BEER lovers may now smile all the way to their watering hopes as bottle stores can reopen although under strict rules. This comes as the Government continues to relax the economy following a notable drop in the number of new Covid-19 infections.
Information, Publicity and Broadcasting Services Minister Monica Mutsvangwa said last night after yesterday’s Cabinet meeting that domestic flights will resume tomorrow, with international flights set to resume on October 1.
However, all passengers will have to get tested for Covid-19 within 48 hours before they travel.
Bottle stores and other liquor outlets can now sell alcohol, but on the strict condition that no one drinks on or around the premises.
Since the start of the lockdown, only supermarkets, with their tight security and refusal to allow on-site drinking, have been able to sell alcoholic beverages.
“Following representations from the Liquor Retailers’ Association, seeking permission for liquor retailers to commence operations, Cabinet resolved that operations could resume in line with Covid-19 regulations and on condition that no liquor is consumed at their premises,” said Minister Mutsvangwa.
For the resumption of flights, Minister Mutsvangwa said standard operating procedures had been put in place for the safe reopening of airports.
“The national guidelines for aviation safety and security have been developed by the Civil Aviation Authority of Zimbabwe to ensure the safety of both the travellers and airport staff.

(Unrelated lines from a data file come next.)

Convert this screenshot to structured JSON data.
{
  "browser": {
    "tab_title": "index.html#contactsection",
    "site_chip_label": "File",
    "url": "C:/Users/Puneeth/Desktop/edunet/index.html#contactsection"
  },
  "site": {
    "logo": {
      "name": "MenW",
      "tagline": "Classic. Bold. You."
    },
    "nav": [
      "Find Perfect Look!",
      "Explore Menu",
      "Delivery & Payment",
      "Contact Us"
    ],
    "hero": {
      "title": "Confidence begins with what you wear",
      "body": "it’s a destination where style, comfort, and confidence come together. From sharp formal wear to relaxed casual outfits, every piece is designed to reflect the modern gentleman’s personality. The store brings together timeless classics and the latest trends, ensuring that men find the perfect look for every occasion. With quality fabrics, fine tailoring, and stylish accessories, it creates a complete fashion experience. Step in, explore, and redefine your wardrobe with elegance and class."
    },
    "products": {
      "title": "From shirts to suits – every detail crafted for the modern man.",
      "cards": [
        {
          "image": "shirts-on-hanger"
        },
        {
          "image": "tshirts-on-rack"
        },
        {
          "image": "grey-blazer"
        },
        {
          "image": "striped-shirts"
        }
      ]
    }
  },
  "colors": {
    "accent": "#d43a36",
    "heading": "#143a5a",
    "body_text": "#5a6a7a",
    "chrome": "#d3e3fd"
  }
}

These are additional to temperature testing, social distancing, sanitisation, and mandatory wearing of masks.
“All travellers will be required to have a PCR Covid-19 clearance certificate issued by a recognised facility within 48 hours from the date of departure, in line with WHO guidelines,” said MinisterMutsvangwa.
She said the decisions were made after Cabinet received an update on the steps that are being taken to contain the Covid-19 pandemic from the chairperson of the Ad-Hoc Inter-Ministerial Task Force, Minister of Defence and War Veterans Affairs Oppah Muchinguri-Kashiri.

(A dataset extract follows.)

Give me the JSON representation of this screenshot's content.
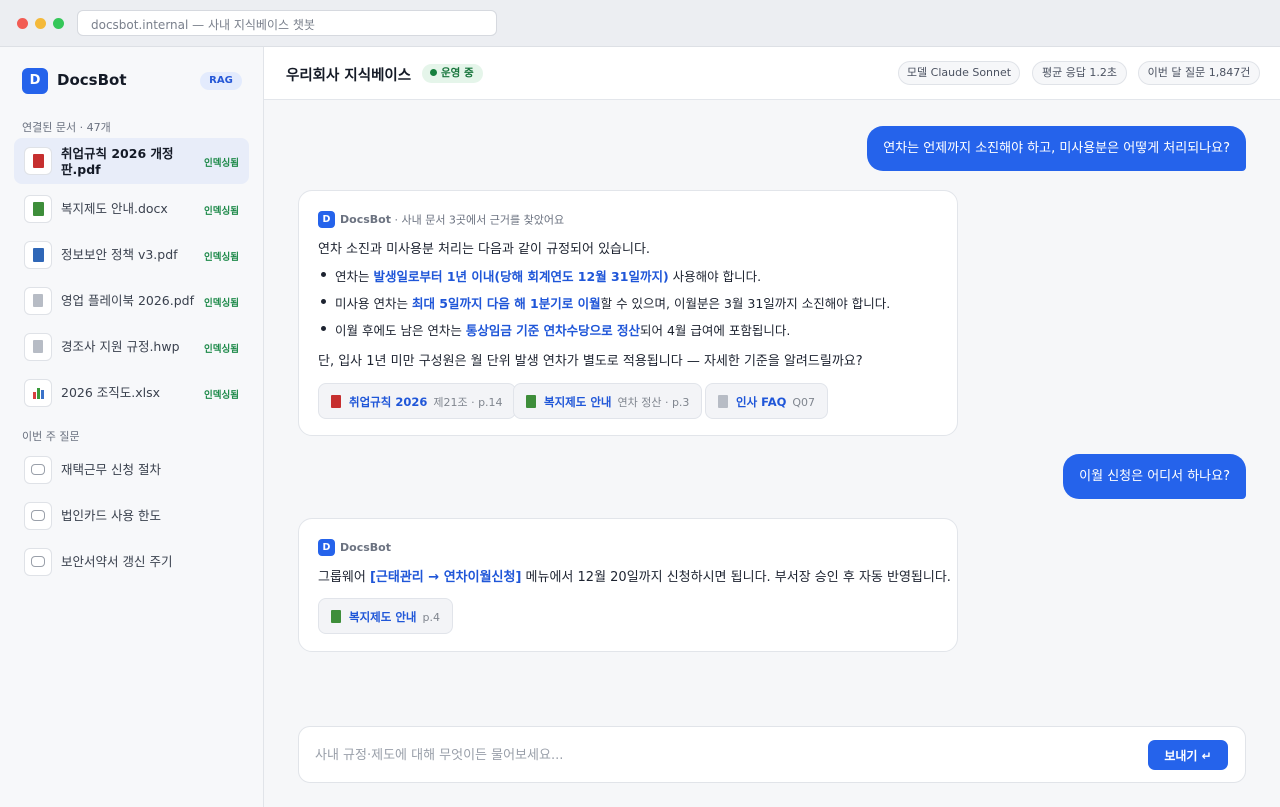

Minister Mutsvangwa said Cabinet had approved the appointment of a Covid-19 Experts Advisory Committee, whose objective was to provide science-based evidence, advice and guidance on the national Covid-19 preparedness and response in support of timely evidence-based policy decisions.
Those appointed are Dr Tonderai Mapako, Mr Tendai Kureya, Dr Justen Manasa, Professor Rudo Makunike-Mutasa, Dr Alex Gasasira, Dr Lincoln Charimari, Professor Rose Kambarami, Dr Gladwin Muchena, Dr Samson Shumbairerwa, Dr Muteweye, Professor Rashida Ferrand and Ms Ester Masunda.
These 10 are professionals in relevant fields.
Minister Mutsvangwa said urgent steps were being taken to sort out the critical water shortage in Bulawayo. Government, through Treasury, had released $205 million for the drilling of 10 specialised boreholes and the rehabilitation of 10 under the Epping Forest project.
Four of the 10 had already been drilled. Epping Forest and the Mtshabezi-Inyankuni water projects aim to improve raw water supplies to the City of Bulawayo, whose dams are very low resulting in serious water shortages.
Other boreholes are being drilled across Zimbabwe to boost community water supplies.
“To date, the total number of boreholes drilled by Government and its partners as part of the Covid-19 response is 222,” she said.
She said the Ministry of Primary and Secondary Education has up-scaled efforts to ensure schools were ready for Zimsec examination classes on September 28 and Cambridge examination classes on September 14 and 28, 2020 re-opening of Cambridge examination classes on Monday next week.
The ministry is spending $654 147 907 on personal protective equipment, infrared thermometers, disinfectants and other hygiene products,” she said.
By late yesterday, Zimbabwe had recorded 218 deaths, with another eight listed, from 7 388 cases but with 5 477 recorded recoveries and more expected as statistics are updated.